Picture angels talking to you in a garden paradise, explaining the origin of the world and your place in it. This isn’t heaven; it’s Cornell College—and the Orange Carpet to be more specific. And those angels—and devils—are students, faculty, and staff, gathered to read John Milton’s “Paradise Lost” aloud in one marathon session.

They read for hours, starting at 10 a.m. and going on into the evening. They read in the voice of God (provided at one point by physics Professor Lyle Lichty), Adam, Eve, Satan, and the whole heavenly—and hellish—host. This being a 21st century class, they even had a hashtag: #sexyserpent2013.

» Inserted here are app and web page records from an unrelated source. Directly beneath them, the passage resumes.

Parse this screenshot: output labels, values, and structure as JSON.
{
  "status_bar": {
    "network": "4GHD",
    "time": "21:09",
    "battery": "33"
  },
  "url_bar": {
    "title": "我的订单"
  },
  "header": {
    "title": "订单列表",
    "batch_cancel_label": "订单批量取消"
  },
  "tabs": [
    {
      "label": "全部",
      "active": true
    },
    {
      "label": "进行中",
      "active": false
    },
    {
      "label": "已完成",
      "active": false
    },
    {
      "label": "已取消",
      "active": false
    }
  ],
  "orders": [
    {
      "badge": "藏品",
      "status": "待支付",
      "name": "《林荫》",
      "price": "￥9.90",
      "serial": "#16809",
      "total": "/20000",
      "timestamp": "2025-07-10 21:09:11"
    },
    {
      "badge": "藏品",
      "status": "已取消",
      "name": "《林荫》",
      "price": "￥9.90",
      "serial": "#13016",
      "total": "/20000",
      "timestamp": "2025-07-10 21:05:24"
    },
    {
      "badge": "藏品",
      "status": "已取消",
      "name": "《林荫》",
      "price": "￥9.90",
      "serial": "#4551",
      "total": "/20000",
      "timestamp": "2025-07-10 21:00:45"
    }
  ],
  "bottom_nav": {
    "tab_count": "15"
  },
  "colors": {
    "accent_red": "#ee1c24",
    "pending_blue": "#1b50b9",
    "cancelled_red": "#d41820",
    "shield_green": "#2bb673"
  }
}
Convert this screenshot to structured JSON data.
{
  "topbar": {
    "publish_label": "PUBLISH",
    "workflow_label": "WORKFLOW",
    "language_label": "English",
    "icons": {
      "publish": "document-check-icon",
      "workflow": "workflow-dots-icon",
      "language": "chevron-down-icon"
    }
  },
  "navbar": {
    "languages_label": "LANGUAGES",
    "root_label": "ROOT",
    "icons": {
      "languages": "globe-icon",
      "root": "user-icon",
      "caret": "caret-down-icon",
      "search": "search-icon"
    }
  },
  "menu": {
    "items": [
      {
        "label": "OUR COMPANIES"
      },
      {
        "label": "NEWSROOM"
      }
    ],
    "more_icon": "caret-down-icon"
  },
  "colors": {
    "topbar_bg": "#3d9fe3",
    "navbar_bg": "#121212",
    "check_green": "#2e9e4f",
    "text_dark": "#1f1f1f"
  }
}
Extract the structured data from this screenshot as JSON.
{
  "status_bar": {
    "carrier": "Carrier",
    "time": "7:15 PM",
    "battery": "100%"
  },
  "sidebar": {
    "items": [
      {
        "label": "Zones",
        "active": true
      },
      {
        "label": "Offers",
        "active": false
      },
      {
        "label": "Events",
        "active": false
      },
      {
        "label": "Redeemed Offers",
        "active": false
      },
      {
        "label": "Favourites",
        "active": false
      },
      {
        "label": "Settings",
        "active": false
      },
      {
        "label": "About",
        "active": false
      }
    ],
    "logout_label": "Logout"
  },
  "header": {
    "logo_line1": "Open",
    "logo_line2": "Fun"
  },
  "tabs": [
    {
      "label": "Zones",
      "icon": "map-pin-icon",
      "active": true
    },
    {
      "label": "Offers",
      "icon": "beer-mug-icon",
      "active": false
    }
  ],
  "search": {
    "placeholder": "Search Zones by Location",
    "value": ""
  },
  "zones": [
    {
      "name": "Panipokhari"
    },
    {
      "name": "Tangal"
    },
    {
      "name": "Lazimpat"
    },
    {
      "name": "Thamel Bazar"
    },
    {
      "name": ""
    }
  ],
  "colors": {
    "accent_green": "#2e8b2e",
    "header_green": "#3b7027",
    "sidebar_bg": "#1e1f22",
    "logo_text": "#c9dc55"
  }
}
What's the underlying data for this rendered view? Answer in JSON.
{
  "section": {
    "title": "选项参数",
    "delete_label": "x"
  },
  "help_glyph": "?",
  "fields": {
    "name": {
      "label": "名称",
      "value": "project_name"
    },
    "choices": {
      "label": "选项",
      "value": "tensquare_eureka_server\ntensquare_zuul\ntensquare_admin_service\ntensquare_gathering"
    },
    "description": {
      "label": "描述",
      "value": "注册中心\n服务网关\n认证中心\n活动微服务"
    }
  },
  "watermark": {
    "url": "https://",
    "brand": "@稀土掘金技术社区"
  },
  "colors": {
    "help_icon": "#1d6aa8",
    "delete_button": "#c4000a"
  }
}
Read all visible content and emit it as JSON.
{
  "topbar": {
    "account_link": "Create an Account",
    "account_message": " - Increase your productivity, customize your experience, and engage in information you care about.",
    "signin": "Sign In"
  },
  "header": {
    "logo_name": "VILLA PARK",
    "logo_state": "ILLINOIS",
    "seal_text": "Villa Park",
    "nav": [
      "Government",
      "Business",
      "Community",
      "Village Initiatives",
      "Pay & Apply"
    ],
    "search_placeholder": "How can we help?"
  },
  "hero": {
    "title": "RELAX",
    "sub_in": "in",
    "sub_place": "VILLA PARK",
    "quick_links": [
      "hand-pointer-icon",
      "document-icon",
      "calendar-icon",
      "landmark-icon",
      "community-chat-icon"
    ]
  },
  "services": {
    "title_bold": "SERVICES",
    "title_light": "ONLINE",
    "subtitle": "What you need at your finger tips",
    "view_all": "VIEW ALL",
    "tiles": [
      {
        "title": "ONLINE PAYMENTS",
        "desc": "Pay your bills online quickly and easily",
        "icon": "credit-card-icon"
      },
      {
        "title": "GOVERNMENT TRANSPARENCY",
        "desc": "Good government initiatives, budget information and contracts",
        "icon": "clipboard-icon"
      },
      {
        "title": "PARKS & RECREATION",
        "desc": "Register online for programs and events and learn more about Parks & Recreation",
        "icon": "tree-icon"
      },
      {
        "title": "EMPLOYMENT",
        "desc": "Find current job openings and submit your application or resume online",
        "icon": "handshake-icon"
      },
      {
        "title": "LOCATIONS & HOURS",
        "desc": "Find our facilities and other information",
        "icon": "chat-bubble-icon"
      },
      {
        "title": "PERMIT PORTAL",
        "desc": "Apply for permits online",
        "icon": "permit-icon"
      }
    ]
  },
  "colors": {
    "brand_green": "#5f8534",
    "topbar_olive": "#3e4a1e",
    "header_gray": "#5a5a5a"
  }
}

Professors Shannon Reed (left, English and creative writing) and Janeve West (right, theatre) read from “Paradise Lost,” reciting the argument between Lucifer and Abdiel.

Professors Shannon Reed (left, English and creative writing) and Janeve West (right, theatre) read from “Paradise Lost,” reciting the argument between Lucifer and Abdiel.

“Cornell College has been a fantastic place for me to enjoy the best Iowa has to offer without compromising a world-class liberal arts education. Cornell provides a unique environment for students to learn, by combining the small town Iowa community of Mount Vernon with the vast diversity of the student body. Cornell gives students the very best of both Iowa and the rest of the world. I love being a Cornell student because it gives me the opportunities of a much larger school, yet still remains intimate and personal without compromising on liberal-arts ideas. And it’s close to home.” —Logan Schultz ’14 Dubuque, Iowa

Telling the story of Cornell

Cornell College alumni are among the college’s most passionate and effective advocates. Their experiences provide powerful stories to communicate the value of a Cornell education.

Civil rights activists assemble on the stairs of the Dexter Avenue King Memorial Baptist Church, Montgomery, Ala., where the Montgomery Bus Boycott was organized in 1955-1956. John Watson ’68 is at center. Roger Davis ’65

The March for Freedom

It was March 1965 and news of brutal attacks on civil rights marchers from Selma to Montgomery, Ala., hit the Cornell campus. A small group of students quickly coalesced to drive down and join the reinforcements.